#### The input ####
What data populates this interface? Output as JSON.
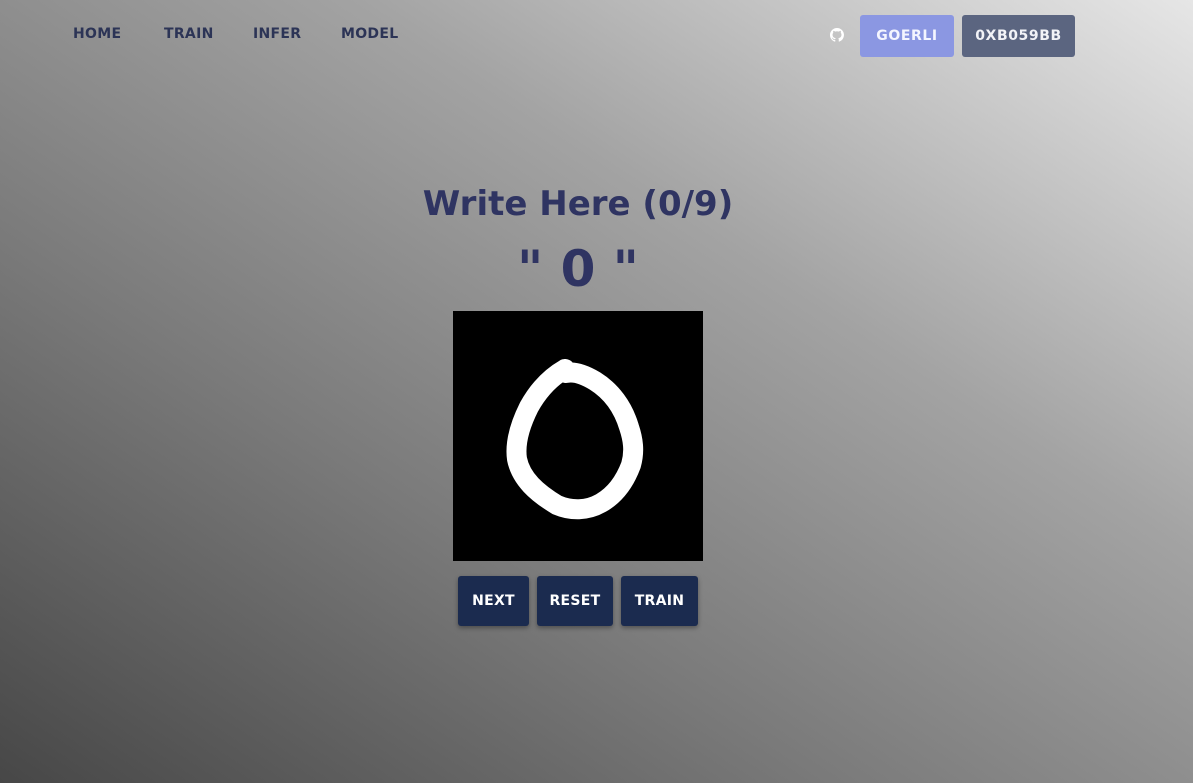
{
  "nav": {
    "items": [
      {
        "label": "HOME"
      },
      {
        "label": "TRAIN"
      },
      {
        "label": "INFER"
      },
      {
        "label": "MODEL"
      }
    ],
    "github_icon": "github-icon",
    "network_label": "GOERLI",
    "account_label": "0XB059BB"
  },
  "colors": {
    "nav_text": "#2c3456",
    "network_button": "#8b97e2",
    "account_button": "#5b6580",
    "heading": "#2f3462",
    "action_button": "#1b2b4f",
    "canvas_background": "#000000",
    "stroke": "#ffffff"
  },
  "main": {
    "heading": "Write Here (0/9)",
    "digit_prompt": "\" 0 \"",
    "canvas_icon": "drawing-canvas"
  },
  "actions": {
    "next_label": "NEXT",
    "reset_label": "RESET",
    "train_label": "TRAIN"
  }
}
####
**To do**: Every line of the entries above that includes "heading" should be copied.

**Answer space**:
    "heading": "#2f3462",
    "heading": "Write Here (0/9)",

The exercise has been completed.